Objective OF Overview:
Many sclerosis (MS) is an autoimmune disorder of the central nervous method that can lead to serious physical, cognitive, and neurological deficits that typically manifest in young adults. Central neuropathic discomfort is a widespread presenting symptom, typically prompting individuals to seek therapy with opioids, NSAIDS, antiepileptics, and antidepressants in spite of minimal effectiveness and alarming side-impact profiles. Furthermore, spasticity happens in much more than 80% of MS individuals and is an critical consideration for additional study in therapy.
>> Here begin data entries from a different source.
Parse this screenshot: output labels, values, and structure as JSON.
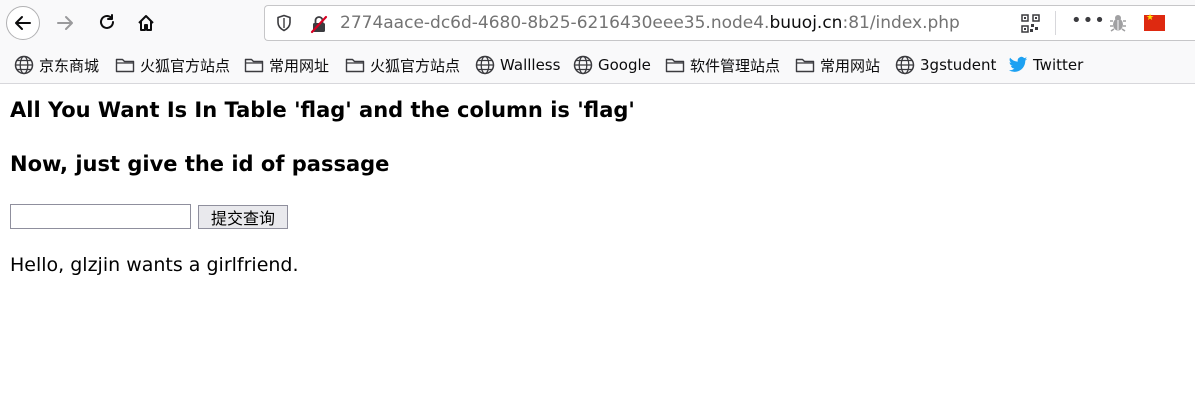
{
  "browser": {
    "url_prefix": "2774aace-dc6d-4680-8b25-6216430eee35.node4.",
    "url_host": "buuoj.cn",
    "url_suffix": ":81/index.php",
    "more_label": "•••",
    "flag_star": "★"
  },
  "bookmarks": [
    {
      "label": "京东商城",
      "icon": "globe-icon"
    },
    {
      "label": "火狐官方站点",
      "icon": "folder-icon"
    },
    {
      "label": "常用网址",
      "icon": "folder-icon"
    },
    {
      "label": "火狐官方站点",
      "icon": "folder-icon"
    },
    {
      "label": "Wallless",
      "icon": "globe-icon"
    },
    {
      "label": "Google",
      "icon": "globe-icon"
    },
    {
      "label": "软件管理站点",
      "icon": "folder-icon"
    },
    {
      "label": "常用网站",
      "icon": "folder-icon"
    },
    {
      "label": "3gstudent",
      "icon": "globe-icon"
    },
    {
      "label": "Twitter",
      "icon": "twitter-icon"
    }
  ],
  "page": {
    "heading1": "All You Want Is In Table 'flag' and the column is 'flag'",
    "heading2": "Now, just give the id of passage",
    "input_value": "",
    "submit_label": "提交查询",
    "message": "Hello, glzjin wants a girlfriend."
  },
  "colors": {
    "toolbar_bg": "#f9f9fa",
    "twitter_blue": "#1da1f2",
    "insecure_red": "#d70022",
    "flag_red": "#de2910"
  }
}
Associated to inconsistencies in discomfort presentation and clinical reporting, existing research continue to investigate clinical patient presentation to define chronic discomfort characteristics to optimize therapy plans. Despite the fact that typically neuropathic in origin, the complicated nature of such discomfort necessitates a multimodal strategy for sufficient therapy. Whilst psychiatric comorbidities ordinarily stay unchanged in their severity more than time, physical circumstances may perhaps lead to worsening chronic discomfort long-term, typically due to decreased good quality of life. The prevalence of neuropathic discomfort is ~ 86% in individuals with several sclerosis and most normally presents as extremity discomfort, trigeminal neuralgia, back discomfort, or headaches. As MS symptoms are often unremitting and poorly responsive to conventional health-relatedmanagement, current focus has been provided to novel interventions for management of discomfort. Amongst these, medicinal cannabis therapy, targeted physical therapy, and neuromodulation give promising benefits. In this assessment, we give a extensive update of the existing point of view of MS pathophysiology, symptomatology, and therapy.